Looking at the records below, count how many lines contain the string "JSON". Give that number alone.

BEGIN

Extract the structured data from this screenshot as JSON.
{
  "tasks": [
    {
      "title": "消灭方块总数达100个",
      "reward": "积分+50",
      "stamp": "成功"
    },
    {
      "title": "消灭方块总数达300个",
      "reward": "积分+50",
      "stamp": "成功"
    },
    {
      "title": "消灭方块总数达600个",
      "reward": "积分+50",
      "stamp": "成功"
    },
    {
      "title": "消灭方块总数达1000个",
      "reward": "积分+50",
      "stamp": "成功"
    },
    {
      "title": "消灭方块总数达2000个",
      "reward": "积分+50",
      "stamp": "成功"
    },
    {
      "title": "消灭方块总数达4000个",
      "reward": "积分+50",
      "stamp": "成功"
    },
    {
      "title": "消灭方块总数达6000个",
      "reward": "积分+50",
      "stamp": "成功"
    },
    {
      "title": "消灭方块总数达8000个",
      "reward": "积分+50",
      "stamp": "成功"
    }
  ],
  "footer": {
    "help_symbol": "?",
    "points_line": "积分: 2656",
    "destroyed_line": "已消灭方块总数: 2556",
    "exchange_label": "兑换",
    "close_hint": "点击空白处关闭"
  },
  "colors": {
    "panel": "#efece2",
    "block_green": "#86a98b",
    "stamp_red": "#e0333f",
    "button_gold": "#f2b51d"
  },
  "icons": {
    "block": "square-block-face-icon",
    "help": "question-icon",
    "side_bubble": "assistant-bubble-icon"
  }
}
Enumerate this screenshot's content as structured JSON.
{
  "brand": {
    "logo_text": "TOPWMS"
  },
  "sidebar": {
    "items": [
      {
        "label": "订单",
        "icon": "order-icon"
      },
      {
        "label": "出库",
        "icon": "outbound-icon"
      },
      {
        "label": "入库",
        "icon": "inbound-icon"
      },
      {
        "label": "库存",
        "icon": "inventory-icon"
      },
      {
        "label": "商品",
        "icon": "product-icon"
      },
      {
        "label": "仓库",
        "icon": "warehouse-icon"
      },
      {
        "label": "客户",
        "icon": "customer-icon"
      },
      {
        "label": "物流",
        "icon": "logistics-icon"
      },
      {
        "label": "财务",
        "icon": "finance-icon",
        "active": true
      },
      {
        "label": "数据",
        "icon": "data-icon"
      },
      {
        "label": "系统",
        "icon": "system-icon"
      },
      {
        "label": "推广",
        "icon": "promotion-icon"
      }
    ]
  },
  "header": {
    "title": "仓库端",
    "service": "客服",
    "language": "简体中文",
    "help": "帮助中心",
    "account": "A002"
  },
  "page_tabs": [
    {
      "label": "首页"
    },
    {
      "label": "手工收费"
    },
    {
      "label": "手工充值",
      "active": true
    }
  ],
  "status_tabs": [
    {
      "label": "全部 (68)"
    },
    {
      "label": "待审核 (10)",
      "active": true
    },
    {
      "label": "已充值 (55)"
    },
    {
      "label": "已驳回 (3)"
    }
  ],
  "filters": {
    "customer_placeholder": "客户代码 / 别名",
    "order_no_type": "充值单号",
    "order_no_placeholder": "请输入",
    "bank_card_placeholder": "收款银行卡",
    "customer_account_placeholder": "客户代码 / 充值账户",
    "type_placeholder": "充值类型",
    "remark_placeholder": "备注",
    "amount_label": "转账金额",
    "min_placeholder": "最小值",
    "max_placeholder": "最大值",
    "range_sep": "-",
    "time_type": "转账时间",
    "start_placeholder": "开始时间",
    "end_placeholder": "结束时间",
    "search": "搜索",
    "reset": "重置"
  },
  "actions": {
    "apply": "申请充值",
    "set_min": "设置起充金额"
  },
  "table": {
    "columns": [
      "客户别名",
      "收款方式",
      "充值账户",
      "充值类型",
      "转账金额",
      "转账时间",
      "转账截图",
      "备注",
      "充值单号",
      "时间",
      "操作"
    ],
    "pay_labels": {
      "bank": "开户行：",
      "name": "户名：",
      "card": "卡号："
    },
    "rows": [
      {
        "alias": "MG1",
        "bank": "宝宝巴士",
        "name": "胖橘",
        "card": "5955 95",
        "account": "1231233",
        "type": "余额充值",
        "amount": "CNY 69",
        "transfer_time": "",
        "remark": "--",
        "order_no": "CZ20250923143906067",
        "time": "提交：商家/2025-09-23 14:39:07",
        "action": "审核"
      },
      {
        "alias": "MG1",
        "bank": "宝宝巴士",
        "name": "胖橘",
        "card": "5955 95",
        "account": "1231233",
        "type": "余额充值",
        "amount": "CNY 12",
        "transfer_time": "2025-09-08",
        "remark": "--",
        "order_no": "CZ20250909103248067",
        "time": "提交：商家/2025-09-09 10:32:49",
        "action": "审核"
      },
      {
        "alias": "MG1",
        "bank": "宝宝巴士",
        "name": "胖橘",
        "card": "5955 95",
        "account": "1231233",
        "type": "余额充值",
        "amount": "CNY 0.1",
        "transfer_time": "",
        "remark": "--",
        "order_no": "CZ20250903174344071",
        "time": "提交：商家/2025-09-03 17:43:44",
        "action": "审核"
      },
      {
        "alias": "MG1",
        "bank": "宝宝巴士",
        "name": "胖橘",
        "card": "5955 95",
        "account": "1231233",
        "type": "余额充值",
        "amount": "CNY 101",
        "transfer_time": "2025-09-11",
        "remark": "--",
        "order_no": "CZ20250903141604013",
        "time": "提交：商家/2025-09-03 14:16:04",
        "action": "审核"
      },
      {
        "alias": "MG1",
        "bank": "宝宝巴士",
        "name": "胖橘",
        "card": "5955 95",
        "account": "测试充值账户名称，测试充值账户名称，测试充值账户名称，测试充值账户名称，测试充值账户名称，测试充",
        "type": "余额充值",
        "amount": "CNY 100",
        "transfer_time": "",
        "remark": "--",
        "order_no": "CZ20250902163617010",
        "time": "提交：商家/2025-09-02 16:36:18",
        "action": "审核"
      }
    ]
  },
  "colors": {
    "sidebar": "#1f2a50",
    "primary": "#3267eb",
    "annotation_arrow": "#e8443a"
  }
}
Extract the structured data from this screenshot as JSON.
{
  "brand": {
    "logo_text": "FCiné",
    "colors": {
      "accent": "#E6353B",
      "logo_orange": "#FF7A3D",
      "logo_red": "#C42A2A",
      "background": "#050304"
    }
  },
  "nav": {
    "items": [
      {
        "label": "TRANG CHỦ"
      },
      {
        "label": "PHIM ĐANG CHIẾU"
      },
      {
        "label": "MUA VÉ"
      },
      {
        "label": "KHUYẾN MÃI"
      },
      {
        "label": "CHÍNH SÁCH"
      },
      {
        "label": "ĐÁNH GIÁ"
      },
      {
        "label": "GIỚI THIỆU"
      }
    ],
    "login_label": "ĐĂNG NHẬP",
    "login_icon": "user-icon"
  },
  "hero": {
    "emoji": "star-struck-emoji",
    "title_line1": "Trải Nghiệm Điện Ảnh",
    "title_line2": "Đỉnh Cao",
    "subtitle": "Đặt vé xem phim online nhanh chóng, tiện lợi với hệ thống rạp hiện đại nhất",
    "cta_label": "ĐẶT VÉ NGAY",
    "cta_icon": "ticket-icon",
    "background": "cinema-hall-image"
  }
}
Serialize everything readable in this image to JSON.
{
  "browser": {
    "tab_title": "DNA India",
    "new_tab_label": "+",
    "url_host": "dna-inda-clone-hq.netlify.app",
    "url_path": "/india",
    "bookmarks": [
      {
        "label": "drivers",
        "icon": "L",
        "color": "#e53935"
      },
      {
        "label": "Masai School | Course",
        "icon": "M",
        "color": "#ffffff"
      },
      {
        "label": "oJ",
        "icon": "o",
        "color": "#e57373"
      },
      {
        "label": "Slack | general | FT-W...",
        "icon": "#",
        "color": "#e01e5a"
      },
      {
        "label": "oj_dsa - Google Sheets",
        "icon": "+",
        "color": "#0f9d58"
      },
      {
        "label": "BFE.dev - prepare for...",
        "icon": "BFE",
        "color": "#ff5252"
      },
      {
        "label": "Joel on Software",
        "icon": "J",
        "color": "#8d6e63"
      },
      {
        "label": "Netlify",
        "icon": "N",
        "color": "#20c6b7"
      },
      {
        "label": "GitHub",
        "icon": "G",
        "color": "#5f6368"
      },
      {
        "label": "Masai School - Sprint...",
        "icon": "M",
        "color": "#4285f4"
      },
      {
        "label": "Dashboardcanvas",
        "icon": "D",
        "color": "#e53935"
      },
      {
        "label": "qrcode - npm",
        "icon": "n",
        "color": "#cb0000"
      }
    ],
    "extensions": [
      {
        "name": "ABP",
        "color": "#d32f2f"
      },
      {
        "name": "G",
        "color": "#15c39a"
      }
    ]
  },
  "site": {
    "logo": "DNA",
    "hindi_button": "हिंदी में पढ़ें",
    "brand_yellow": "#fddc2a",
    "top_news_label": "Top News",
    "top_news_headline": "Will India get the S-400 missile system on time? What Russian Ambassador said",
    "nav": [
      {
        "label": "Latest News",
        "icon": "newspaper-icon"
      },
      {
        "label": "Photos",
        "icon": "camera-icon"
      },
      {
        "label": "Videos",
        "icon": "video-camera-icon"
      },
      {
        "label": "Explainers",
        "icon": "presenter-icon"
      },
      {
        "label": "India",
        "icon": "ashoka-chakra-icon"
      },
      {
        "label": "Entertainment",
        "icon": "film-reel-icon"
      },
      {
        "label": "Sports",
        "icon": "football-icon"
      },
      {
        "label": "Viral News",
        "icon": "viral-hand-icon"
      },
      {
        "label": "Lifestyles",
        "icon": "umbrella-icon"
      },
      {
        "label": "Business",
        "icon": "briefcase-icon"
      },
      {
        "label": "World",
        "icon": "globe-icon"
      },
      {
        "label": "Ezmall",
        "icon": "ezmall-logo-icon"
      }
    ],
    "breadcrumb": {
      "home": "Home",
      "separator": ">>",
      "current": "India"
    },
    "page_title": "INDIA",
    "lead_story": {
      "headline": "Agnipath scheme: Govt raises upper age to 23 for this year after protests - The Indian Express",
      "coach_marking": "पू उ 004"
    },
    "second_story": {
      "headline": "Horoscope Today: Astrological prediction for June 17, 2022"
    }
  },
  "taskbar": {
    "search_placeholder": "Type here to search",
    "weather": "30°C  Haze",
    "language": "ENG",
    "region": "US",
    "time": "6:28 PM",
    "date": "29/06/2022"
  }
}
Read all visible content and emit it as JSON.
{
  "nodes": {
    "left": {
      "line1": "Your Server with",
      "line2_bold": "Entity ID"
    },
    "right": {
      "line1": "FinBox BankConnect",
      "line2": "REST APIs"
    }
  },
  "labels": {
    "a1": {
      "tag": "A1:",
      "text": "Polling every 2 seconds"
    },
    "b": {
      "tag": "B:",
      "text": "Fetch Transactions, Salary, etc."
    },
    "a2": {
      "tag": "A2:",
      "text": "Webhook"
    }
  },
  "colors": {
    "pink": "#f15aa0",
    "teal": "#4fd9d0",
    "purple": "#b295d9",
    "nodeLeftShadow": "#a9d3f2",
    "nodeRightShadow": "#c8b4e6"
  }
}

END

# [EXERCISE RESULT]
5